Work to complete: Work through the records that follow and return each line containing the word "kind".

'''

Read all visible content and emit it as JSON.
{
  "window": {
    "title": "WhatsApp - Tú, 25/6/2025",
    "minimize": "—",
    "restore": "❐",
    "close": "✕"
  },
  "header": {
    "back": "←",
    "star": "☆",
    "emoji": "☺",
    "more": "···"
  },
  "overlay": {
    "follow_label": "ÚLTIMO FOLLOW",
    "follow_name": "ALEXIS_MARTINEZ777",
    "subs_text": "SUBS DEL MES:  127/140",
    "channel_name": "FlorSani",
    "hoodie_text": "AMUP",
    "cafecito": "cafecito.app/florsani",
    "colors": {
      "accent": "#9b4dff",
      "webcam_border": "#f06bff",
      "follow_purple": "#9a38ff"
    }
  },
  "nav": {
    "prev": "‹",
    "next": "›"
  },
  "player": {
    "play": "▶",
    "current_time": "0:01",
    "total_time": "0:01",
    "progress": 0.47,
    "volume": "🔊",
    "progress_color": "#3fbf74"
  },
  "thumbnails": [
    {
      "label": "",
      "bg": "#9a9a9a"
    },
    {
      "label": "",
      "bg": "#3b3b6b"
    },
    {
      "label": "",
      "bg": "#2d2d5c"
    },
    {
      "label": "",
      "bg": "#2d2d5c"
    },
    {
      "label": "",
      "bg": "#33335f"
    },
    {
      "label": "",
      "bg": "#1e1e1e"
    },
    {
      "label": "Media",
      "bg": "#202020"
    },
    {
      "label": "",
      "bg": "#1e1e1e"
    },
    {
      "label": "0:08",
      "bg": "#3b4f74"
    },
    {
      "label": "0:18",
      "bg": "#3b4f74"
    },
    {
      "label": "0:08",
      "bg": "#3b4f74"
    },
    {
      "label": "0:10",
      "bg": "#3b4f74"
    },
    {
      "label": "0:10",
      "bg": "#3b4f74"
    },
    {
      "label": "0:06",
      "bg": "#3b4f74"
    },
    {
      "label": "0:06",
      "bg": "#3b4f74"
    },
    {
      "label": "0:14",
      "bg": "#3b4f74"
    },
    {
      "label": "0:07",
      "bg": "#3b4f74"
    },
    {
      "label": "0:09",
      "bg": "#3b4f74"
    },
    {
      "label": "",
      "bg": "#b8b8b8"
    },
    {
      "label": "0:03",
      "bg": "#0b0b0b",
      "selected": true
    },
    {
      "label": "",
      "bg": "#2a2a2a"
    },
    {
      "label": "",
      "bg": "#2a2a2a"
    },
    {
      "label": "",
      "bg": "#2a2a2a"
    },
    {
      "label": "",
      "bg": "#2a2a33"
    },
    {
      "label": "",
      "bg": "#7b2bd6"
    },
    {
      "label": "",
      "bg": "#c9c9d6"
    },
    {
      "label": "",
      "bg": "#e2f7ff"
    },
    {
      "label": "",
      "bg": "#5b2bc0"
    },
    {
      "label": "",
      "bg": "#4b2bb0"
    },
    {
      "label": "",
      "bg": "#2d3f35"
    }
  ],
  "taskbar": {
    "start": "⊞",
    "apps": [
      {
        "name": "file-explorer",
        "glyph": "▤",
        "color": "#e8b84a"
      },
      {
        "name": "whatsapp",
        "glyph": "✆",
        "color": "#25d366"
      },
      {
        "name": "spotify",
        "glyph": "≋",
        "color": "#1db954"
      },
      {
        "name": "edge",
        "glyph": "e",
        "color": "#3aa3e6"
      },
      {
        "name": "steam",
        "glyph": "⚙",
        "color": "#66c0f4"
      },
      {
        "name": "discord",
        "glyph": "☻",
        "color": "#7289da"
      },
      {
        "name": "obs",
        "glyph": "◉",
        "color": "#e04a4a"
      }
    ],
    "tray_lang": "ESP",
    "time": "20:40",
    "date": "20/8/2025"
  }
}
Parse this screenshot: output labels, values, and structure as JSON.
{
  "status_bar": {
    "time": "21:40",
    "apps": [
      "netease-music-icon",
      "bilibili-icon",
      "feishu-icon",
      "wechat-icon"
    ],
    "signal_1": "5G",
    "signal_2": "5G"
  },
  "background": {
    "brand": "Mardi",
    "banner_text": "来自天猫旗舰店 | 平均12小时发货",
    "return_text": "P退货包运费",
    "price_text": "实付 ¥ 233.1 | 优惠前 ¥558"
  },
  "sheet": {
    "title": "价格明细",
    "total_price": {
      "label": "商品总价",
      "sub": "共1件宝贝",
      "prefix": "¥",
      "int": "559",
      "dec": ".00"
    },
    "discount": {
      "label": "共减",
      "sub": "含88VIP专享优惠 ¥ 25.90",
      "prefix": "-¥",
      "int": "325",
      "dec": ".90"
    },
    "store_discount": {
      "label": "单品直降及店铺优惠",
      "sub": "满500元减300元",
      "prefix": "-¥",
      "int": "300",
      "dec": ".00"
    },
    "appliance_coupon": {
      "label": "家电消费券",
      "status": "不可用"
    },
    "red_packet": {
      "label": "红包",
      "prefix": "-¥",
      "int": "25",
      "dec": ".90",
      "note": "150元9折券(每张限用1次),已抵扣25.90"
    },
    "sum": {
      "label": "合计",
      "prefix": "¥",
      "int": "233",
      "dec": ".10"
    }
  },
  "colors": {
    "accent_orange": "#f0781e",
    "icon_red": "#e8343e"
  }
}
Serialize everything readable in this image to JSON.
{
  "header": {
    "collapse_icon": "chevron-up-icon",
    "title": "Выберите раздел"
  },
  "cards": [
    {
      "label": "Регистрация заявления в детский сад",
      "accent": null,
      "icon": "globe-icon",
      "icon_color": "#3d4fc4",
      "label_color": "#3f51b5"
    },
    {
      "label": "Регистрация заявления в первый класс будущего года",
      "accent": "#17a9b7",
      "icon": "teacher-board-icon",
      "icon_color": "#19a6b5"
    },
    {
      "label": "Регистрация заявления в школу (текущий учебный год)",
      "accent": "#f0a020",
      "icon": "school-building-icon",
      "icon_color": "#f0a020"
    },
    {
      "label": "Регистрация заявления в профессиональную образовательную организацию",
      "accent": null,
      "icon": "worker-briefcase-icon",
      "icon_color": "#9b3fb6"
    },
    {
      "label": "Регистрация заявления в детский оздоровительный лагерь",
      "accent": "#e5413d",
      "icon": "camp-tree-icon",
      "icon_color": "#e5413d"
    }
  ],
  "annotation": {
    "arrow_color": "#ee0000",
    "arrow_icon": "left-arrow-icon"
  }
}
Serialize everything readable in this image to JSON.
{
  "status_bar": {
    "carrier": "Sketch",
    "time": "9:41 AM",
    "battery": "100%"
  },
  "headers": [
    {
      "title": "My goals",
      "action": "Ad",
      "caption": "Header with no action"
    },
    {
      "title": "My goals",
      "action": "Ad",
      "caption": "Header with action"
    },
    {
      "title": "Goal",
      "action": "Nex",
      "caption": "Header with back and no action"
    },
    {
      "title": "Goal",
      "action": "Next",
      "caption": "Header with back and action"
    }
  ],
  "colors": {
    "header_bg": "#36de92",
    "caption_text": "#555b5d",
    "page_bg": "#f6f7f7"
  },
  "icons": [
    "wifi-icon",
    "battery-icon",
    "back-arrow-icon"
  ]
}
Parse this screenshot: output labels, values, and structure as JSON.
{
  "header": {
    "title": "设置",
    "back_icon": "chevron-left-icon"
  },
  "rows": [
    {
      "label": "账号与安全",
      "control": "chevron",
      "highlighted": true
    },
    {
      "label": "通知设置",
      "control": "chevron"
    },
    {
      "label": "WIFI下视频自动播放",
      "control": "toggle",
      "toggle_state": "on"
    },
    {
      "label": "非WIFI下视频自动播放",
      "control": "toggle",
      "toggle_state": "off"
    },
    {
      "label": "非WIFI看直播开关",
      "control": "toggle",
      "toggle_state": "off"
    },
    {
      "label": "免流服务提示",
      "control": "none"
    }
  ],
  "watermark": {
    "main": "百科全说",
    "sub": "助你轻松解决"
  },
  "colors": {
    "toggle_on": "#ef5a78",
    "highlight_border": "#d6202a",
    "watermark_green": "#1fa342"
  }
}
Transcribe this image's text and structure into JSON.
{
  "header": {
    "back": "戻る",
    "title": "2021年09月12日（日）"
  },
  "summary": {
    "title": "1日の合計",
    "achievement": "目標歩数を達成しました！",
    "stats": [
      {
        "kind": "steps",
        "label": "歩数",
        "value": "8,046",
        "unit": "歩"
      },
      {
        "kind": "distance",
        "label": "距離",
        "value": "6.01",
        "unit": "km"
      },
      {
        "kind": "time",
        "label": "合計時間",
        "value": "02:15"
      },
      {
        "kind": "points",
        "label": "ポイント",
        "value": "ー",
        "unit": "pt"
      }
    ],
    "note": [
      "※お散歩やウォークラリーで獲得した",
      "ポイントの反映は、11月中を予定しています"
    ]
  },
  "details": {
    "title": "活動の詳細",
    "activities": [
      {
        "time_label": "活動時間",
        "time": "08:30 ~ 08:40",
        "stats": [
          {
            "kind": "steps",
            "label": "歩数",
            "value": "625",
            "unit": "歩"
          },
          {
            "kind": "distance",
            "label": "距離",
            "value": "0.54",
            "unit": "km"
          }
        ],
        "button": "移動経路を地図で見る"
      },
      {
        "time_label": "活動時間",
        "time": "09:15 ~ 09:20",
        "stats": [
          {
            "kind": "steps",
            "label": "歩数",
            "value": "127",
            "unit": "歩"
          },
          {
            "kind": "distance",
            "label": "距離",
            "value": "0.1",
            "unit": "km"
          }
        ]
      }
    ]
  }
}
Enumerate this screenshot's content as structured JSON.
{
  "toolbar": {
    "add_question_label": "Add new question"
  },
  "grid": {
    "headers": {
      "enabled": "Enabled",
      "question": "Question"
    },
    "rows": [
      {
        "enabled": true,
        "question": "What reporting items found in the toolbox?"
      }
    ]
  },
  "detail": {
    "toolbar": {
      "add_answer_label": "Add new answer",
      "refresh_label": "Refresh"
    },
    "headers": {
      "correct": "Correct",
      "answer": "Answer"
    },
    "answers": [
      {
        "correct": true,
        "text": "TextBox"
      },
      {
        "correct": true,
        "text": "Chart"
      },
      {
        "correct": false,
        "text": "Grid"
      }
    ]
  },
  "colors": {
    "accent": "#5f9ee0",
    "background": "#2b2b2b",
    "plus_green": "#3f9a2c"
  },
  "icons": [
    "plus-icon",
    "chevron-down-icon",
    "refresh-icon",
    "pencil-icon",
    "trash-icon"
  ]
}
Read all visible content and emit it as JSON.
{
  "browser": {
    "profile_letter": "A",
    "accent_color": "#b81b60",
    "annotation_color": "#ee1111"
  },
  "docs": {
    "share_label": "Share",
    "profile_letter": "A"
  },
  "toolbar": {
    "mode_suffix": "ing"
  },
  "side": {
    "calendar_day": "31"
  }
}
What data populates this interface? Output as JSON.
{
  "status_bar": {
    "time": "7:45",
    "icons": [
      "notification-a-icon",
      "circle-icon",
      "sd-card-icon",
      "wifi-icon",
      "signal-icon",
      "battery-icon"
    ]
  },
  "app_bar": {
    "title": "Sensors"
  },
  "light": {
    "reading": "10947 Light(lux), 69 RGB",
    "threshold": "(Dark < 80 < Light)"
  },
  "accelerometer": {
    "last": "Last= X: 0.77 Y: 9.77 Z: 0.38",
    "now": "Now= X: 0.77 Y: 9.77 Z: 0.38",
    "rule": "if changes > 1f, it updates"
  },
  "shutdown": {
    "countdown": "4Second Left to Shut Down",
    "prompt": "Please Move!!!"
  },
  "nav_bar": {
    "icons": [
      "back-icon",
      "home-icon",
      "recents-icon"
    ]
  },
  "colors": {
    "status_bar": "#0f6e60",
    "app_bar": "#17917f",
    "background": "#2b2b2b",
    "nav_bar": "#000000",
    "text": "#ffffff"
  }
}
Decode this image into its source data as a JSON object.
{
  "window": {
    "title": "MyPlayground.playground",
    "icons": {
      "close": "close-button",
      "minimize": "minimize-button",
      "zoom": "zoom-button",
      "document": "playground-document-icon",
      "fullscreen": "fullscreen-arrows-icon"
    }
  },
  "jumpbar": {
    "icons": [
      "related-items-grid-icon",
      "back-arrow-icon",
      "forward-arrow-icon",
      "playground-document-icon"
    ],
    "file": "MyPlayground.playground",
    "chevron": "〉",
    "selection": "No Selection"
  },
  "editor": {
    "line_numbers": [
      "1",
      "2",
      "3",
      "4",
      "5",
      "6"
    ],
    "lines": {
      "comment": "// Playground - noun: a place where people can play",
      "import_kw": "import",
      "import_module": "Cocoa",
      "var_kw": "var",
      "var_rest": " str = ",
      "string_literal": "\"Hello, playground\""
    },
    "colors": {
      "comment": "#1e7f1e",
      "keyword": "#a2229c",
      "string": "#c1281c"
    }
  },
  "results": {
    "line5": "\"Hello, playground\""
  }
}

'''

Response below:
        "kind": "steps",
        "kind": "distance",
        "kind": "time",
        "kind": "points",
            "kind": "steps",
            "kind": "distance",
            "kind": "steps",
            "kind": "distance",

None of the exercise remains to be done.